■ **What to do**
Taking each line of the records in turn, count those containing "Inpaint" and report only the number.

*** Dataset extract ***

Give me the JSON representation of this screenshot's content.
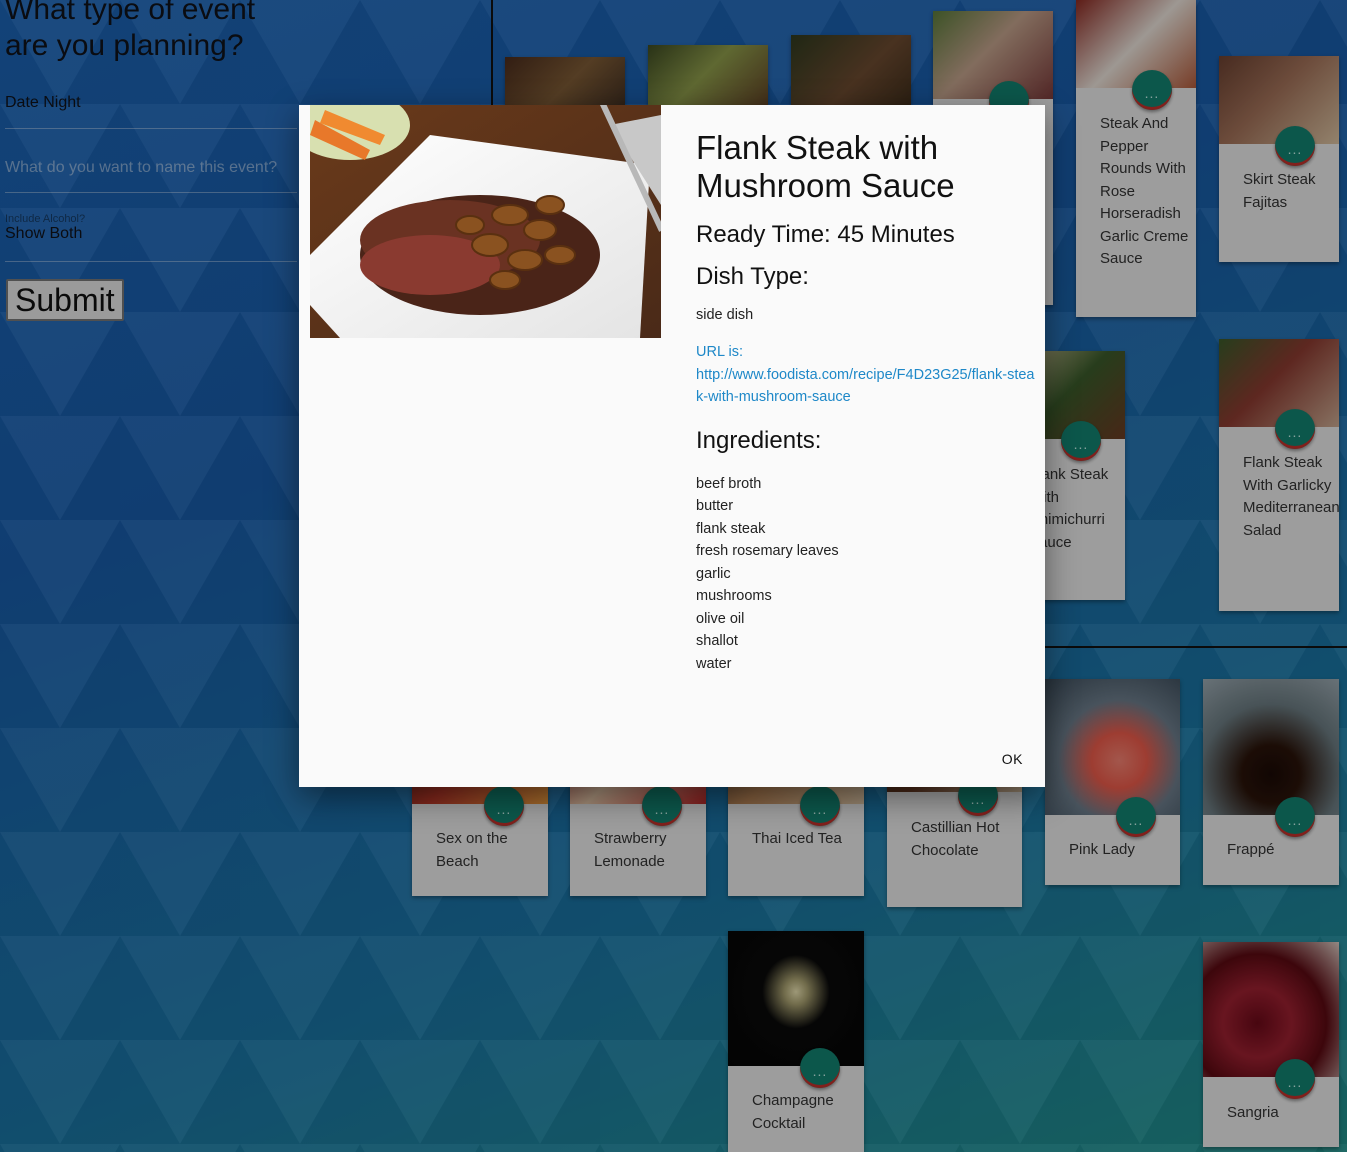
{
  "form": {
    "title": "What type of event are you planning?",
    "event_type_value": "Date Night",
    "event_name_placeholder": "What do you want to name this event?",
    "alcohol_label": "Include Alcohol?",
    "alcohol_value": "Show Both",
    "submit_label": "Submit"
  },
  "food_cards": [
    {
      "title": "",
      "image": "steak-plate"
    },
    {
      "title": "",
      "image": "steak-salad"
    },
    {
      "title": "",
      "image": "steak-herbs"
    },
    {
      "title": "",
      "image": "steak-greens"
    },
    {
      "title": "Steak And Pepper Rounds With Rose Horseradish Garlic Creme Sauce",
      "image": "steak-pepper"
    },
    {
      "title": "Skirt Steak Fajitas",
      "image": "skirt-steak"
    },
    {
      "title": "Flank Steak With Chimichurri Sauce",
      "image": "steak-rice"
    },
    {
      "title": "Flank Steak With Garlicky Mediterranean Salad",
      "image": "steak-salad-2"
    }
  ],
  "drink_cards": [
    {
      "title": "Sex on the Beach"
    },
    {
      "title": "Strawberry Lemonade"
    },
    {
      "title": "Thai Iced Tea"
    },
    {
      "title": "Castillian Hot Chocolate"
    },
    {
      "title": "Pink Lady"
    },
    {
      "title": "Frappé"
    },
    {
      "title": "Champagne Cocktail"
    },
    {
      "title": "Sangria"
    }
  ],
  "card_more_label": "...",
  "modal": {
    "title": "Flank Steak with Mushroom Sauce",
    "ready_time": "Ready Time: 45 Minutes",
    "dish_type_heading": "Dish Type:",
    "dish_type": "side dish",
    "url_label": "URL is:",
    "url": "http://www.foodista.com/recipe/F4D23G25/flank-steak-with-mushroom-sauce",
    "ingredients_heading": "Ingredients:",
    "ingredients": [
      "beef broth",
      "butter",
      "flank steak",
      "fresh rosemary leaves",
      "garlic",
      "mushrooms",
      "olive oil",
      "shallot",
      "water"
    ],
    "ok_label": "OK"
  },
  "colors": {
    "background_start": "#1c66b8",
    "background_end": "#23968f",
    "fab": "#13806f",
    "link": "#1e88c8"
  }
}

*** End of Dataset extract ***
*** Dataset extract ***

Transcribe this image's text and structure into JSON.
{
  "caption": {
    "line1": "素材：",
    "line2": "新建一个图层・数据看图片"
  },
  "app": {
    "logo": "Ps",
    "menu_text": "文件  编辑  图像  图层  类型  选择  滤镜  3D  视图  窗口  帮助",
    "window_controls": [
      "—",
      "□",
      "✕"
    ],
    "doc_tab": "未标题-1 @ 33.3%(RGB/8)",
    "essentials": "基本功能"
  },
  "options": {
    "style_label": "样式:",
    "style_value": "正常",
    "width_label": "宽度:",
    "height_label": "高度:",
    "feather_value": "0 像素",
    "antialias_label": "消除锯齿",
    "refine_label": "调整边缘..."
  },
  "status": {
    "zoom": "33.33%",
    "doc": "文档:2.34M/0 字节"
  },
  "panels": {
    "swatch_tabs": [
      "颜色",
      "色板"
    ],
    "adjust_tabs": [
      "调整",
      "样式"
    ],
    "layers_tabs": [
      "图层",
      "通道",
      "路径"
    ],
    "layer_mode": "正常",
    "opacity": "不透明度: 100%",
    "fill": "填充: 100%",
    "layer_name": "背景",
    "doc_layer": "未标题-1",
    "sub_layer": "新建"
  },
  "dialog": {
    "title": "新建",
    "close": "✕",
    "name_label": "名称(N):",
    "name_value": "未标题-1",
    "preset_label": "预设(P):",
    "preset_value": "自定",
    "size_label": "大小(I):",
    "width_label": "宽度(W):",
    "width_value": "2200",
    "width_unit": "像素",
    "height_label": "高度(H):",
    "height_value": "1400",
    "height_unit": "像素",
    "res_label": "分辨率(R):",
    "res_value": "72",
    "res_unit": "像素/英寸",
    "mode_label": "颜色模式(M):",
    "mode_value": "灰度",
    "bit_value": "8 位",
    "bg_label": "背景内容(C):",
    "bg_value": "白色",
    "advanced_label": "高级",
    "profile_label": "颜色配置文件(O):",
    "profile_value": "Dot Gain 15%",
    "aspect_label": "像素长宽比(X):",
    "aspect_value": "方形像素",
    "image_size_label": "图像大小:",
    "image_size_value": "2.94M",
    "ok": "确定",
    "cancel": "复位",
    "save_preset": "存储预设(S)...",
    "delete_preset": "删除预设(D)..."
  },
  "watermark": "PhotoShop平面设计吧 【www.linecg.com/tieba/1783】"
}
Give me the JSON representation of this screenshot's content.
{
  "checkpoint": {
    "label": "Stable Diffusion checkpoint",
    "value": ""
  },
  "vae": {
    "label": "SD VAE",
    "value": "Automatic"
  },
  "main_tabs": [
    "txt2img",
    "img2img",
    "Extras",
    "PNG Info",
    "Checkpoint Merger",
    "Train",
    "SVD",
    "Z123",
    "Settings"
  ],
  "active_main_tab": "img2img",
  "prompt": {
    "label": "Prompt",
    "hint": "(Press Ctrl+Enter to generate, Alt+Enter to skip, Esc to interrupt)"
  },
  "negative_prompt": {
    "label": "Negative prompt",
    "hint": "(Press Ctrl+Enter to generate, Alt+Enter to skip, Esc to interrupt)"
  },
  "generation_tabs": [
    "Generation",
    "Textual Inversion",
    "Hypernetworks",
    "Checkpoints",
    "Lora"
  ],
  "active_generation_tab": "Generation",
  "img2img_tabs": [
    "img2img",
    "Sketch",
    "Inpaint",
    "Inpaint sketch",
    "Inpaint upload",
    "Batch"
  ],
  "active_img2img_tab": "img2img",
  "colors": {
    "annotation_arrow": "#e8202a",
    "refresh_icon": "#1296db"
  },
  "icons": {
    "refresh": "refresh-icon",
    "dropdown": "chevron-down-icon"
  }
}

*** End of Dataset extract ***
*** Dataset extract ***

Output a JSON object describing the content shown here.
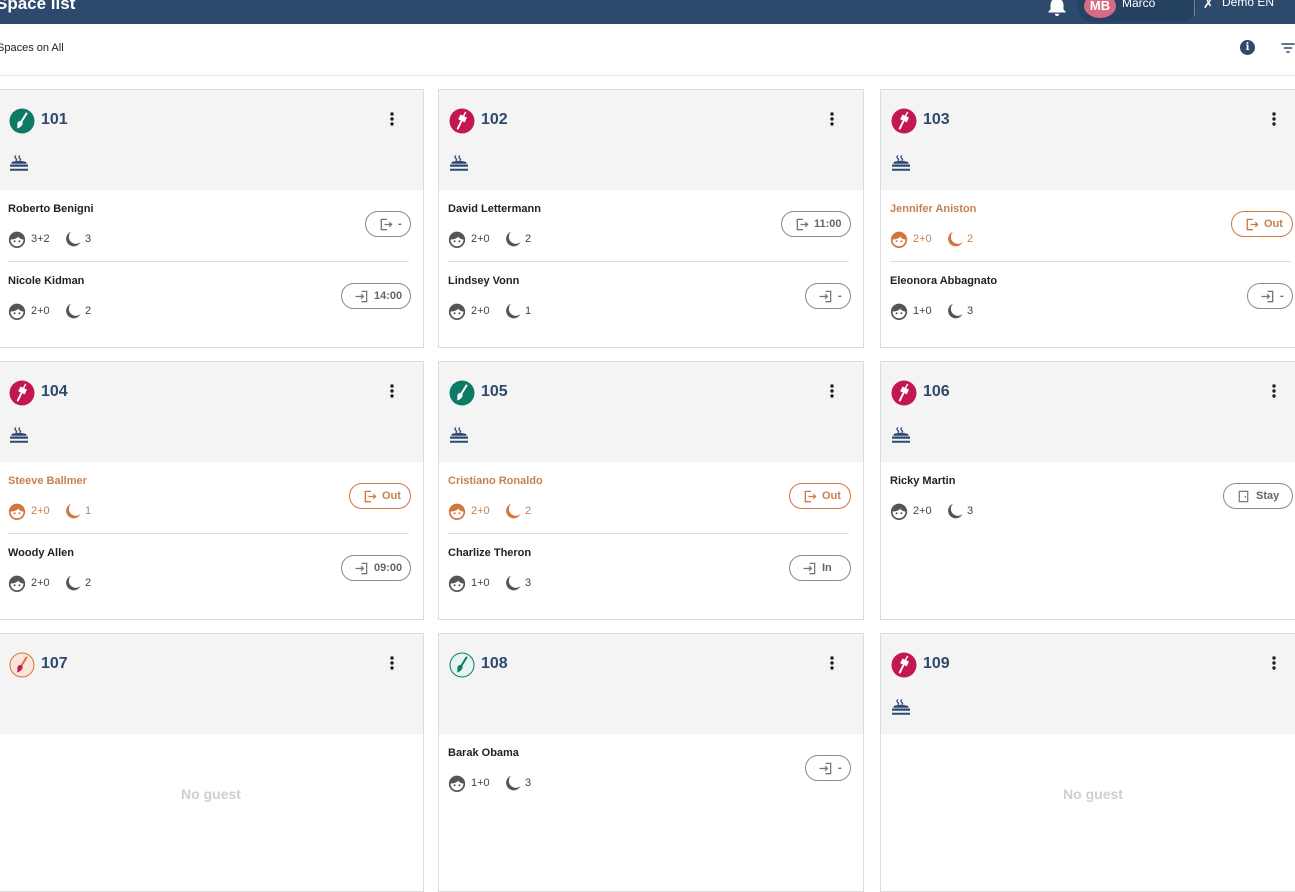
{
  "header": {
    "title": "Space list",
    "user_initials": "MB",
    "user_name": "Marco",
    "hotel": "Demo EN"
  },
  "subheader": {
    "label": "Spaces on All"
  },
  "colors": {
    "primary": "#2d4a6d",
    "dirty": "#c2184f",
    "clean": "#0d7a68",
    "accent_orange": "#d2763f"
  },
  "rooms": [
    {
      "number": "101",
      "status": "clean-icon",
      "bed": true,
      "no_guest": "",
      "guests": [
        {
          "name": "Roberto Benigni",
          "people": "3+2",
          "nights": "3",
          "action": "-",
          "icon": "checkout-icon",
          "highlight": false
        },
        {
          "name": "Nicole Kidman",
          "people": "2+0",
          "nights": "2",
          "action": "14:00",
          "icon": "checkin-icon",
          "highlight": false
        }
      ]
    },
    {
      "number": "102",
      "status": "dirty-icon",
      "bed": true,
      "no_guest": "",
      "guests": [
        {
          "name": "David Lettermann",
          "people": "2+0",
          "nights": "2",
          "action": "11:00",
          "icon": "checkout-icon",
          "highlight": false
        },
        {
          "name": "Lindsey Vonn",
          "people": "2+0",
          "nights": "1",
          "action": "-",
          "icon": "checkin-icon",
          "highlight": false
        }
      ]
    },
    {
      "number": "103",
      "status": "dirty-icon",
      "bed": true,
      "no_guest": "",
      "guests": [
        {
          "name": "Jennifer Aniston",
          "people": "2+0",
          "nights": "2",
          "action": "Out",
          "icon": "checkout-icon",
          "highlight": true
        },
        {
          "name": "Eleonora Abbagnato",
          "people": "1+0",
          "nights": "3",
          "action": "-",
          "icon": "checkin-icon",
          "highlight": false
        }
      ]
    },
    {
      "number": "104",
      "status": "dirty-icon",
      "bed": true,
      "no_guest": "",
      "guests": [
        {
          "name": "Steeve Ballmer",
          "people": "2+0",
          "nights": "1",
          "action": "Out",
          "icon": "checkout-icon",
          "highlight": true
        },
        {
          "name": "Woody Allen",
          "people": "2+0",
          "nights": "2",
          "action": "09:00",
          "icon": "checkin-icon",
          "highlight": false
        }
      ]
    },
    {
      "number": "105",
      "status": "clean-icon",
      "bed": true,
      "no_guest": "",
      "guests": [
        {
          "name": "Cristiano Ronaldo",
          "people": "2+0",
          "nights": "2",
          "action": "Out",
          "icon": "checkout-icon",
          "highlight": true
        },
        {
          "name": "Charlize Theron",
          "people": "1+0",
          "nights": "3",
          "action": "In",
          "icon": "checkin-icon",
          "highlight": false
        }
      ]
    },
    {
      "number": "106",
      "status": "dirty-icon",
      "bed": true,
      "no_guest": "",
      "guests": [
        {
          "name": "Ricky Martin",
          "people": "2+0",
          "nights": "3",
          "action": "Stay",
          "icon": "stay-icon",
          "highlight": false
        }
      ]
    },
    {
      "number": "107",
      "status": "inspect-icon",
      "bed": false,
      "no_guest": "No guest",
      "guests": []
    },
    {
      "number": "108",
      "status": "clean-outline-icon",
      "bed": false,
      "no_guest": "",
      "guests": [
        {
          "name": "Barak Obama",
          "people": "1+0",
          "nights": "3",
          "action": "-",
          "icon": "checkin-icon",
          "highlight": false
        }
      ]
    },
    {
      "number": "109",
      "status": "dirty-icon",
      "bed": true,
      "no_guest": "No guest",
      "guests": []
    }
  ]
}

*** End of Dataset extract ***

■ **Worked solution**
3